**Stored items from a collection**
************

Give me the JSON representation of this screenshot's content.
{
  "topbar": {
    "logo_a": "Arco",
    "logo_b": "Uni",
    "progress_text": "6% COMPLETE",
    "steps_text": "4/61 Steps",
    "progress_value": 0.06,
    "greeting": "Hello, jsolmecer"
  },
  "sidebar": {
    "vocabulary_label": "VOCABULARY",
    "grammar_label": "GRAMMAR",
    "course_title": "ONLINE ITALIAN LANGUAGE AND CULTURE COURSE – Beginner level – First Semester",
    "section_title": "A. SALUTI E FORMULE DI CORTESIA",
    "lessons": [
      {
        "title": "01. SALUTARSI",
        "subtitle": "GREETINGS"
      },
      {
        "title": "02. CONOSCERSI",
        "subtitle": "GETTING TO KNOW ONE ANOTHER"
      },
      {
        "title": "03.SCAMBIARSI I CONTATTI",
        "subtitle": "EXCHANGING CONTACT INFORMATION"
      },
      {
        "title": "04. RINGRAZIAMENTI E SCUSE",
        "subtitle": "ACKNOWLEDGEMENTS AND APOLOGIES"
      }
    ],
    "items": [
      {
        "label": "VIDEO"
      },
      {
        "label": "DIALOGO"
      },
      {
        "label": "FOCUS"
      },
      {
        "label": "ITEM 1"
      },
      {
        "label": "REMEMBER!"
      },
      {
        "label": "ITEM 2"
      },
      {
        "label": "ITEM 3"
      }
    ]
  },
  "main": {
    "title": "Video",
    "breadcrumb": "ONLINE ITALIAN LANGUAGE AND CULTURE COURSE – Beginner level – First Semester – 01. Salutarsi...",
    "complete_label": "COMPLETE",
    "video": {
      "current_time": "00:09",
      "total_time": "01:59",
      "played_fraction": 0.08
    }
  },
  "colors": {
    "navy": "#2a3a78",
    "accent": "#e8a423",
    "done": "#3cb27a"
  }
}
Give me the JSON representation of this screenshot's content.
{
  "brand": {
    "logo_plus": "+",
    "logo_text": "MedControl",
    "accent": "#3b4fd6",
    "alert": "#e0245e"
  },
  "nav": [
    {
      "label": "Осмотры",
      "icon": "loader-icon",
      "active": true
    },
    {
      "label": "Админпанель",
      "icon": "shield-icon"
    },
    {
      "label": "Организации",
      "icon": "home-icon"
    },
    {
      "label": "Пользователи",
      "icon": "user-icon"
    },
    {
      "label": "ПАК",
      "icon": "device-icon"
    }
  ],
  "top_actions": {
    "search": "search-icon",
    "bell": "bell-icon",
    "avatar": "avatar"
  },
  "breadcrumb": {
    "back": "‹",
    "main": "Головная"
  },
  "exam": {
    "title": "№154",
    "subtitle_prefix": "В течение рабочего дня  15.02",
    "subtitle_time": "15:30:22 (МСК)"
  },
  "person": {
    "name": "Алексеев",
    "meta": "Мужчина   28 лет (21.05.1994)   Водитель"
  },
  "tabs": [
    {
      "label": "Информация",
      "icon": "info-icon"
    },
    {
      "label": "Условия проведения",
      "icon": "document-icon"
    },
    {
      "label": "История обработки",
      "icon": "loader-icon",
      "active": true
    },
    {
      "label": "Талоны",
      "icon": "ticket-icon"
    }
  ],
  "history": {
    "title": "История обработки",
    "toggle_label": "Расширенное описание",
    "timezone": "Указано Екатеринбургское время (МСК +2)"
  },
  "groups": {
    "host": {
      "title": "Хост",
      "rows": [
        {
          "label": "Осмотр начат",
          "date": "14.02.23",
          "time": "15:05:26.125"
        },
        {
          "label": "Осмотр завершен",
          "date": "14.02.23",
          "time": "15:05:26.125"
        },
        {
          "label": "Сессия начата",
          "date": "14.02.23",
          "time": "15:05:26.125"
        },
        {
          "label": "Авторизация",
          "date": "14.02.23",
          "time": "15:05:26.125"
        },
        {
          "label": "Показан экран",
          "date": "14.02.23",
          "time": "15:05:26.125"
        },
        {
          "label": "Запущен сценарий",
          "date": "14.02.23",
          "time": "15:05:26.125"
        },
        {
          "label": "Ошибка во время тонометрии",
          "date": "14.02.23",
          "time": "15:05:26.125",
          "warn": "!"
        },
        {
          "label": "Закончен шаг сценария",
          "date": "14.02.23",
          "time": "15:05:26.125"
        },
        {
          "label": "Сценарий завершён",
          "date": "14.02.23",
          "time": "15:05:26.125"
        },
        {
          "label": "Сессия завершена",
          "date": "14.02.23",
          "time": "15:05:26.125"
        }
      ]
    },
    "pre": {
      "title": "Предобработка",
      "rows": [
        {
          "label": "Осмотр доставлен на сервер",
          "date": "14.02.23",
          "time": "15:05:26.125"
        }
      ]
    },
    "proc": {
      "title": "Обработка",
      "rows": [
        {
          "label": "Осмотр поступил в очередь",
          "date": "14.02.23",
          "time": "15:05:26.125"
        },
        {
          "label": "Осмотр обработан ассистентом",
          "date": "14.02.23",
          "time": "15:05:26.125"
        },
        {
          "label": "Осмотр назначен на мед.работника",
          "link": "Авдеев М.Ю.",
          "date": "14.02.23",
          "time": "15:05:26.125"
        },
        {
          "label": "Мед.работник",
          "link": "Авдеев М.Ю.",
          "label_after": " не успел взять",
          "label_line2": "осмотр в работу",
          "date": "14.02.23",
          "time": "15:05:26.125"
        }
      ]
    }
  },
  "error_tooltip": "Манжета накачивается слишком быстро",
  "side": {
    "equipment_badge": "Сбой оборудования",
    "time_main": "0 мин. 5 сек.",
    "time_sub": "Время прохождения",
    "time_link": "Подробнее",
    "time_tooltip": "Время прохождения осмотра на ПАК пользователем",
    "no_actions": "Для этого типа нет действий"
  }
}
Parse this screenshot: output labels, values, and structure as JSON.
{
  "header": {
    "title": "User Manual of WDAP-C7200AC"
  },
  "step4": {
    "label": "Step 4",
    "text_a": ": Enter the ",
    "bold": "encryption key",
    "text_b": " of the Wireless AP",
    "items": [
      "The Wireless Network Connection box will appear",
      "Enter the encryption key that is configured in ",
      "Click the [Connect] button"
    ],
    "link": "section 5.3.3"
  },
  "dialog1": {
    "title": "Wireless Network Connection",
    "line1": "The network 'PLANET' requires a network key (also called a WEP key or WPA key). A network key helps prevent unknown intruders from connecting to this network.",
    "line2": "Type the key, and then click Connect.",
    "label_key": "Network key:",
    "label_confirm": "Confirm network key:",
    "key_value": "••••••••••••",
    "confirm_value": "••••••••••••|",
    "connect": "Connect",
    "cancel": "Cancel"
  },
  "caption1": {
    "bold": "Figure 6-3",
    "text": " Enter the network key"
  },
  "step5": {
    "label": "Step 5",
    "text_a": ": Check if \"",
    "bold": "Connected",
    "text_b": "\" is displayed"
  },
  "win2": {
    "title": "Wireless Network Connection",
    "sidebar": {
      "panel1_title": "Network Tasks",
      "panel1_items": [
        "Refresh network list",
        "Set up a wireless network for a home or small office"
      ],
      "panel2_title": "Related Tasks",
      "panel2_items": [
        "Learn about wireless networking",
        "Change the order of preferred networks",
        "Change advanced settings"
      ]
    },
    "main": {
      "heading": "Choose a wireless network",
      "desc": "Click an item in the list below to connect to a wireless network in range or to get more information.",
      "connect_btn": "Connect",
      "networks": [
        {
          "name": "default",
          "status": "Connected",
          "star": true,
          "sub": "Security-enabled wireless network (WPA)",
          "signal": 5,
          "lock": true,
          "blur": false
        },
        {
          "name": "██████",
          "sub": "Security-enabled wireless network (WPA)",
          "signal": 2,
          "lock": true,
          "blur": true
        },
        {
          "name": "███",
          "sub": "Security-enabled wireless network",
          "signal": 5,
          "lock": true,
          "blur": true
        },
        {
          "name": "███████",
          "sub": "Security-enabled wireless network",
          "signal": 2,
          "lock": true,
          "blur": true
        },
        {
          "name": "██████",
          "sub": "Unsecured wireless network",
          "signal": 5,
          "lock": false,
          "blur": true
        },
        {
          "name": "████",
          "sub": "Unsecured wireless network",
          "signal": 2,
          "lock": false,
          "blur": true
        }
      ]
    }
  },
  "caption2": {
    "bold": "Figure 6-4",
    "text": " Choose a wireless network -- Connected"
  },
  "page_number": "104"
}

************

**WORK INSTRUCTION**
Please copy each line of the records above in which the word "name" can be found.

**REPLY**
    "name": "Алексеев",
          "name": "default",
          "name": "██████",
          "name": "███",
          "name": "███████",
          "name": "██████",
          "name": "████",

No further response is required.